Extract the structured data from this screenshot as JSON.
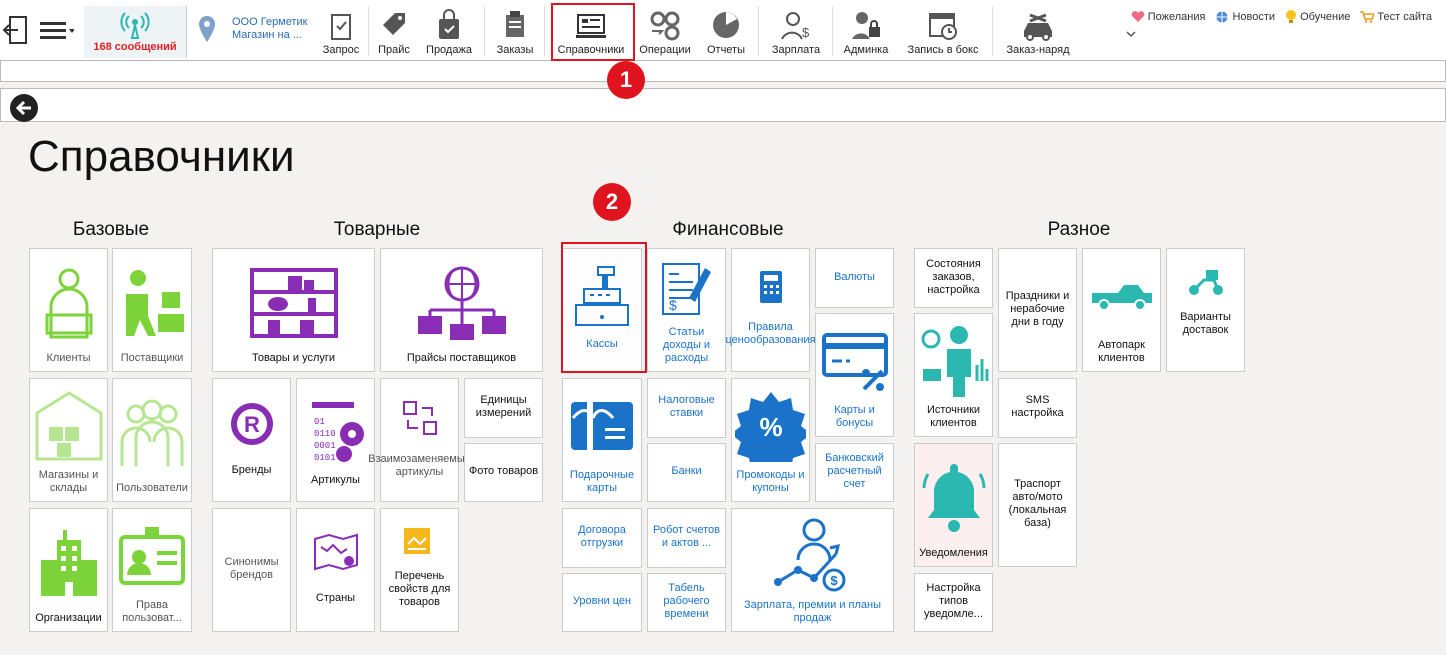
{
  "toolbar": {
    "messages": "168 сообщений",
    "store_line1": "ООО Герметик",
    "store_line2": "Магазин на ...",
    "buttons": [
      "Запрос",
      "Прайс",
      "Продажа",
      "Заказы",
      "Справочники",
      "Операции",
      "Отчеты",
      "Зарплата",
      "Админка",
      "Запись в бокс",
      "Заказ-наряд"
    ],
    "links": [
      "Пожелания",
      "Новости",
      "Обучение",
      "Тест сайта"
    ]
  },
  "page": {
    "title": "Справочники"
  },
  "sections": {
    "basic": "Базовые",
    "goods": "Товарные",
    "finance": "Финансовые",
    "misc": "Разное"
  },
  "tiles": {
    "clients": "Клиенты",
    "suppliers": "Поставщики",
    "stores": "Магазины и склады",
    "users": "Пользователи",
    "orgs": "Организации",
    "rights": "Права пользоват...",
    "goods": "Товары и услуги",
    "supplier_prices": "Прайсы поставщиков",
    "brands": "Бренды",
    "articles": "Артикулы",
    "interchange": "Взаимозаменяемые артикулы",
    "units": "Единицы измерений",
    "photo": "Фото товаров",
    "brand_synonyms": "Синонимы брендов",
    "countries": "Страны",
    "properties": "Перечень свойств для товаров",
    "cash": "Кассы",
    "income_expense": "Статьи доходы и расходы",
    "pricing_rules": "Правила ценообразования",
    "currencies": "Валюты",
    "cards_bonuses": "Карты и бонусы",
    "gift_cards": "Подарочные карты",
    "tax_rates": "Налоговые ставки",
    "promo": "Промокоды и купоны",
    "banks": "Банки",
    "bank_account": "Банковский расчетный счет",
    "delivery_contracts": "Договора отгрузки",
    "robot": "Робот счетов и актов ...",
    "salary_plans": "Зарплата, премии и планы продаж",
    "price_levels": "Уровни цен",
    "timesheet": "Табель рабочего времени",
    "order_states": "Состояния заказов, настройка",
    "holidays": "Праздники и нерабочие дни в году",
    "fleet": "Автопарк клиентов",
    "delivery_options": "Варианты доставок",
    "client_sources": "Источники клиентов",
    "sms": "SMS настройка",
    "notifications": "Уведомления",
    "transport": "Траспорт авто/мото (локальная база)",
    "notif_types": "Настройка типов уведомле..."
  },
  "badges": [
    "1",
    "2"
  ],
  "colors": {
    "accent_red": "#e0141e",
    "green": "#7dd33a",
    "purple": "#8a2db5",
    "blue": "#1a73c8",
    "teal": "#2ab8b0"
  }
}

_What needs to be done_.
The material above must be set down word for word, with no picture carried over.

_Solution to the problem_.
Extract the structured data from this screenshot as JSON.
{
  "toolbar": {
    "messages": "168 сообщений",
    "store_line1": "ООО Герметик",
    "store_line2": "Магазин на ...",
    "buttons": [
      "Запрос",
      "Прайс",
      "Продажа",
      "Заказы",
      "Справочники",
      "Операции",
      "Отчеты",
      "Зарплата",
      "Админка",
      "Запись в бокс",
      "Заказ-наряд"
    ],
    "links": [
      "Пожелания",
      "Новости",
      "Обучение",
      "Тест сайта"
    ]
  },
  "page": {
    "title": "Справочники"
  },
  "sections": {
    "basic": "Базовые",
    "goods": "Товарные",
    "finance": "Финансовые",
    "misc": "Разное"
  },
  "tiles": {
    "clients": "Клиенты",
    "suppliers": "Поставщики",
    "stores": "Магазины и склады",
    "users": "Пользователи",
    "orgs": "Организации",
    "rights": "Права пользоват...",
    "goods": "Товары и услуги",
    "supplier_prices": "Прайсы поставщиков",
    "brands": "Бренды",
    "articles": "Артикулы",
    "interchange": "Взаимозаменяемые артикулы",
    "units": "Единицы измерений",
    "photo": "Фото товаров",
    "brand_synonyms": "Синонимы брендов",
    "countries": "Страны",
    "properties": "Перечень свойств для товаров",
    "cash": "Кассы",
    "income_expense": "Статьи доходы и расходы",
    "pricing_rules": "Правила ценообразования",
    "currencies": "Валюты",
    "cards_bonuses": "Карты и бонусы",
    "gift_cards": "Подарочные карты",
    "tax_rates": "Налоговые ставки",
    "promo": "Промокоды и купоны",
    "banks": "Банки",
    "bank_account": "Банковский расчетный счет",
    "delivery_contracts": "Договора отгрузки",
    "robot": "Робот счетов и актов ...",
    "salary_plans": "Зарплата, премии и планы продаж",
    "price_levels": "Уровни цен",
    "timesheet": "Табель рабочего времени",
    "order_states": "Состояния заказов, настройка",
    "holidays": "Праздники и нерабочие дни в году",
    "fleet": "Автопарк клиентов",
    "delivery_options": "Варианты доставок",
    "client_sources": "Источники клиентов",
    "sms": "SMS настройка",
    "notifications": "Уведомления",
    "transport": "Траспорт авто/мото (локальная база)",
    "notif_types": "Настройка типов уведомле..."
  },
  "badges": [
    "1",
    "2"
  ],
  "colors": {
    "accent_red": "#e0141e",
    "green": "#7dd33a",
    "purple": "#8a2db5",
    "blue": "#1a73c8",
    "teal": "#2ab8b0"
  }
}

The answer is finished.